[Entries from a dataset of interfaces]
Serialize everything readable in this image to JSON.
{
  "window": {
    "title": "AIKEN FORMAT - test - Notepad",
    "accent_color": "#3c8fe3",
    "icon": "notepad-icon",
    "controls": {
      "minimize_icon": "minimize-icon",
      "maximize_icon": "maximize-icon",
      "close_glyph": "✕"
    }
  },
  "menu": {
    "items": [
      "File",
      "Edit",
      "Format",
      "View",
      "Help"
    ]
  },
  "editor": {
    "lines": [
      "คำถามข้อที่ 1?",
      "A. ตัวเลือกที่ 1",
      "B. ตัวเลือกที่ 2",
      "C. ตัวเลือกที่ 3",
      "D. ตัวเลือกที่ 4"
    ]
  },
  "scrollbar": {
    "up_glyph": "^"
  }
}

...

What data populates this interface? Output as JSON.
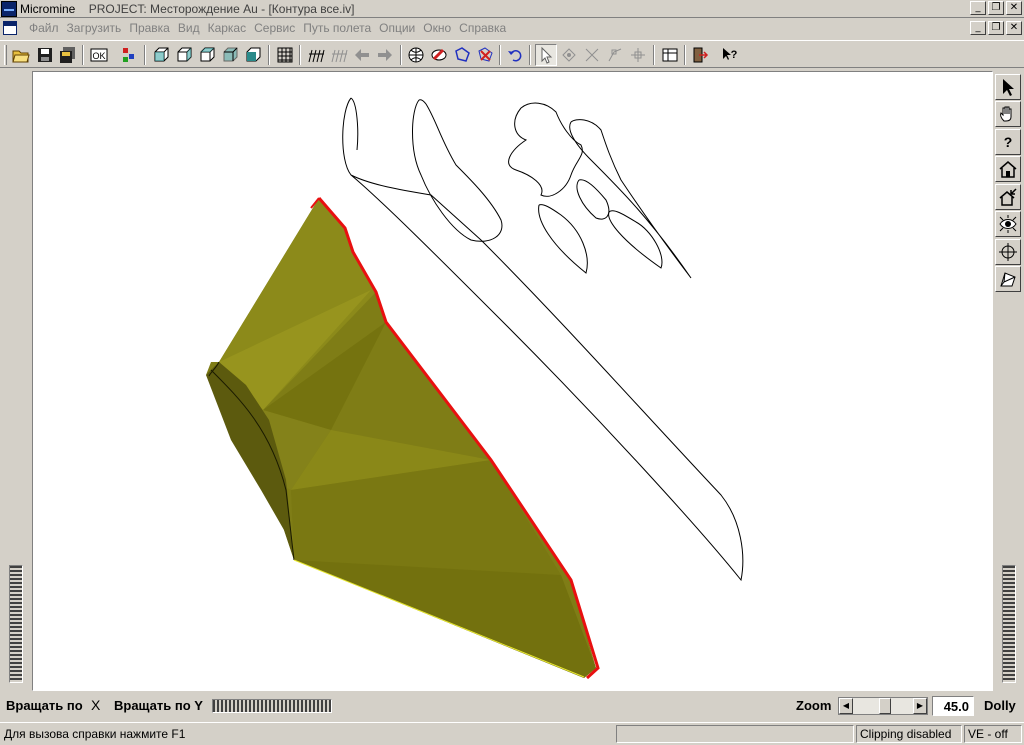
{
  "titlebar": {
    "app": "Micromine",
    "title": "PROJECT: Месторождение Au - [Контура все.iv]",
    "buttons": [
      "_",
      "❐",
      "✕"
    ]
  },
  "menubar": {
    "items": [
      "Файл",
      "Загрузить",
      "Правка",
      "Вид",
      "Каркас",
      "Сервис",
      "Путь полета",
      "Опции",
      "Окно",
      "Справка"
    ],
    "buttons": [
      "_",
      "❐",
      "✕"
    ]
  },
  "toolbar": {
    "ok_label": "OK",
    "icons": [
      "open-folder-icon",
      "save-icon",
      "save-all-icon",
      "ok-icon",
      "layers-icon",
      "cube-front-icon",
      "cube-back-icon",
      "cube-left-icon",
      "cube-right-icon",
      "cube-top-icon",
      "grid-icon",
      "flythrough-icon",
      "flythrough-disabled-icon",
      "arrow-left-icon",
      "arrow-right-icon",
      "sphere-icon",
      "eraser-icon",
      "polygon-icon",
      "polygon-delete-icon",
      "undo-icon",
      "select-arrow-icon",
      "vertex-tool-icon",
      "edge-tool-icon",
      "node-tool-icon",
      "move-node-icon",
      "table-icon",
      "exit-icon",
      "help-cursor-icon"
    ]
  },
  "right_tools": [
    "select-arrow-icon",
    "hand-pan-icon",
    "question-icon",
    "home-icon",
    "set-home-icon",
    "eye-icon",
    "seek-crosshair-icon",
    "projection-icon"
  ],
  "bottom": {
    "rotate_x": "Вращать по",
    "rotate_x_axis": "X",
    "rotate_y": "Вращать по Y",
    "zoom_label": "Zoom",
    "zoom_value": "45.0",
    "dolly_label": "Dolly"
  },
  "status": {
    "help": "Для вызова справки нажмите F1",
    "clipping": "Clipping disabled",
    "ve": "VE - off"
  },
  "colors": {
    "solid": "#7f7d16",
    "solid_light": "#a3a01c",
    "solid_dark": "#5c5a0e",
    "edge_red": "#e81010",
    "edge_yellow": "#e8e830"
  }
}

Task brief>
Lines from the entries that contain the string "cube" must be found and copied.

Response>
      "cube-front-icon",
      "cube-back-icon",
      "cube-left-icon",
      "cube-right-icon",
      "cube-top-icon",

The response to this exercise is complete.